Segment Start: Exercise data

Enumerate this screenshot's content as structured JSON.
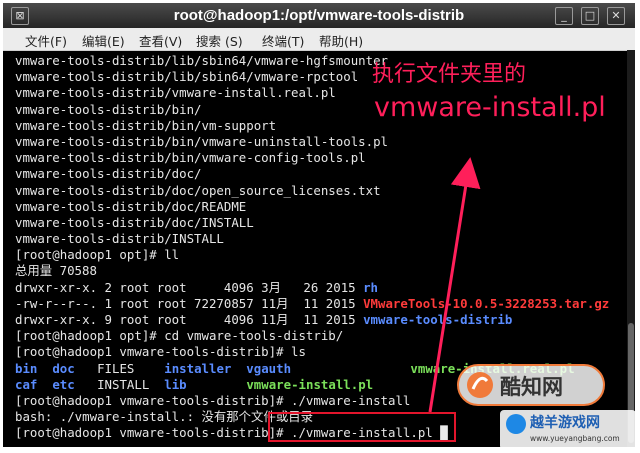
{
  "window": {
    "title": "root@hadoop1:/opt/vmware-tools-distrib",
    "buttons": {
      "menu": "⊠",
      "minimize": "_",
      "maximize": "□",
      "close": "✕"
    }
  },
  "menu": [
    "文件(F)",
    "编辑(E)",
    "查看(V)",
    "搜索 (S)",
    "终端(T)",
    "帮助(H)"
  ],
  "terminal_lines": [
    [
      {
        "t": "vmware-tools-distrib/lib/sbin64/vmware-hgfsmounter"
      }
    ],
    [
      {
        "t": "vmware-tools-distrib/lib/sbin64/vmware-rpctool"
      }
    ],
    [
      {
        "t": "vmware-tools-distrib/vmware-install.real.pl"
      }
    ],
    [
      {
        "t": "vmware-tools-distrib/bin/"
      }
    ],
    [
      {
        "t": "vmware-tools-distrib/bin/vm-support"
      }
    ],
    [
      {
        "t": "vmware-tools-distrib/bin/vmware-uninstall-tools.pl"
      }
    ],
    [
      {
        "t": "vmware-tools-distrib/bin/vmware-config-tools.pl"
      }
    ],
    [
      {
        "t": "vmware-tools-distrib/doc/"
      }
    ],
    [
      {
        "t": "vmware-tools-distrib/doc/open_source_licenses.txt"
      }
    ],
    [
      {
        "t": "vmware-tools-distrib/doc/README"
      }
    ],
    [
      {
        "t": "vmware-tools-distrib/doc/INSTALL"
      }
    ],
    [
      {
        "t": "vmware-tools-distrib/INSTALL"
      }
    ],
    [
      {
        "t": "[root@hadoop1 opt]# ll"
      }
    ],
    [
      {
        "t": "总用量 70588"
      }
    ],
    [
      {
        "t": "drwxr-xr-x. 2 root root     4096 3月   26 2015 "
      },
      {
        "t": "rh",
        "c": "blue"
      }
    ],
    [
      {
        "t": "-rw-r--r--. 1 root root 72270857 11月  11 2015 "
      },
      {
        "t": "VMwareTools-10.0.5-3228253.tar.gz",
        "c": "red"
      }
    ],
    [
      {
        "t": "drwxr-xr-x. 9 root root     4096 11月  11 2015 "
      },
      {
        "t": "vmware-tools-distrib",
        "c": "blue"
      }
    ],
    [
      {
        "t": "[root@hadoop1 opt]# cd vmware-tools-distrib/"
      }
    ],
    [
      {
        "t": "[root@hadoop1 vmware-tools-distrib]# ls"
      }
    ],
    [
      {
        "t": "bin",
        "c": "blue"
      },
      {
        "t": "  "
      },
      {
        "t": "doc",
        "c": "blue"
      },
      {
        "t": "   FILES    "
      },
      {
        "t": "installer",
        "c": "blue"
      },
      {
        "t": "  "
      },
      {
        "t": "vgauth",
        "c": "blue"
      },
      {
        "t": "                "
      },
      {
        "t": "vmware-install.real.pl",
        "c": "green"
      }
    ],
    [
      {
        "t": "caf",
        "c": "blue"
      },
      {
        "t": "  "
      },
      {
        "t": "etc",
        "c": "blue"
      },
      {
        "t": "   INSTALL  "
      },
      {
        "t": "lib",
        "c": "blue"
      },
      {
        "t": "        "
      },
      {
        "t": "vmware-install.pl",
        "c": "green"
      }
    ],
    [
      {
        "t": "[root@hadoop1 vmware-tools-distrib]# ./vmware-install"
      }
    ],
    [
      {
        "t": "bash: ./vmware-install.: 没有那个文件或目录"
      }
    ],
    [
      {
        "t": "[root@hadoop1 vmware-tools-distrib]# ./vmware-install.pl "
      },
      {
        "t": "█",
        "c": "cursor"
      }
    ]
  ],
  "colors": {
    "blue": "#5a8cff",
    "green": "#7be05a",
    "red": "#ff3b3b",
    "cursor": "#eaeaea",
    "annotation": "#ff1f5a"
  },
  "annotations": {
    "line1": "执行文件夹里的",
    "line2": "vmware-install.pl"
  },
  "watermarks": [
    {
      "text": "酷知网"
    },
    {
      "text": "越羊游戏网"
    },
    {
      "text": "www.yueyangbang.com"
    }
  ]
}
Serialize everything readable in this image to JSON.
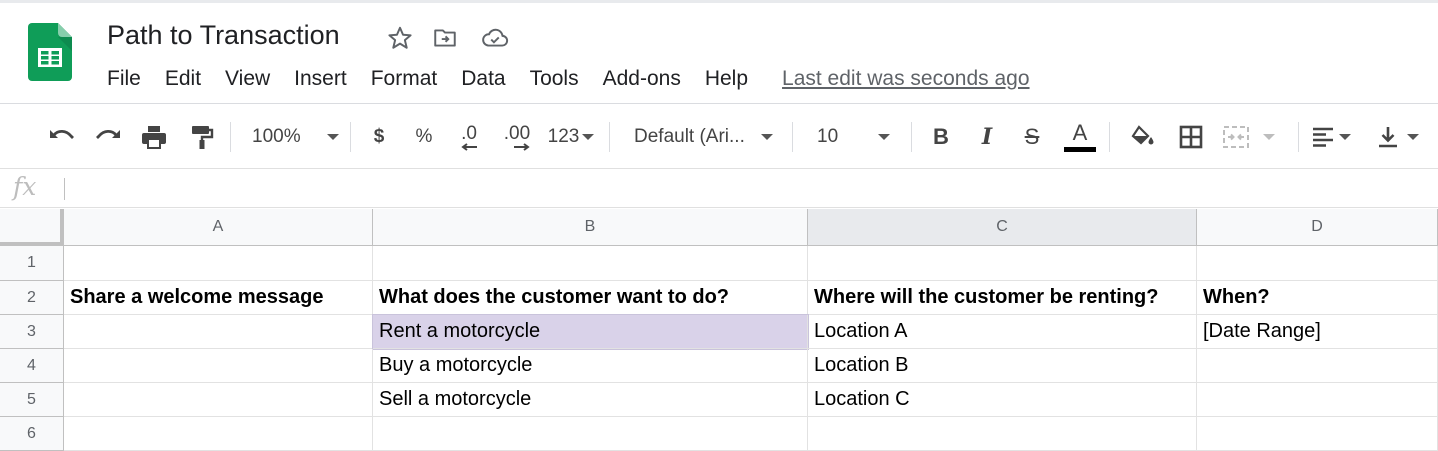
{
  "doc": {
    "title": "Path to Transaction"
  },
  "menu": {
    "items": [
      "File",
      "Edit",
      "View",
      "Insert",
      "Format",
      "Data",
      "Tools",
      "Add-ons",
      "Help"
    ],
    "last_edit": "Last edit was seconds ago"
  },
  "toolbar": {
    "zoom": "100%",
    "currency": "$",
    "percent": "%",
    "decrease_decimal": ".0",
    "increase_decimal": ".00",
    "more_formats": "123",
    "font": "Default (Ari...",
    "font_size": "10",
    "bold": "B",
    "italic": "I",
    "strikethrough": "S",
    "text_color": "A",
    "text_color_value": "#000000"
  },
  "formula_bar": {
    "fx_label": "fx",
    "value": ""
  },
  "sheet": {
    "columns": [
      "A",
      "B",
      "C",
      "D"
    ],
    "rows": [
      "1",
      "2",
      "3",
      "4",
      "5",
      "6"
    ],
    "cells": {
      "A2": "Share a welcome message",
      "B2": "What does the customer want to do?",
      "C2": "Where will the customer be renting?",
      "D2": "When?",
      "B3": "Rent a motorcycle",
      "C3": "Location A",
      "D3": "[Date Range]",
      "B4": "Buy a motorcycle",
      "C4": "Location B",
      "B5": "Sell a motorcycle",
      "C5": "Location C"
    },
    "selected_cell_color": "#d9d2e9"
  },
  "colors": {
    "sheets_green": "#0f9d58",
    "header_bg": "#f8f9fa"
  }
}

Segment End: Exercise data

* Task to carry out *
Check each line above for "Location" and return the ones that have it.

* Reply to the exercise *
      "C3": "Location A",
      "C4": "Location B",
      "C5": "Location C"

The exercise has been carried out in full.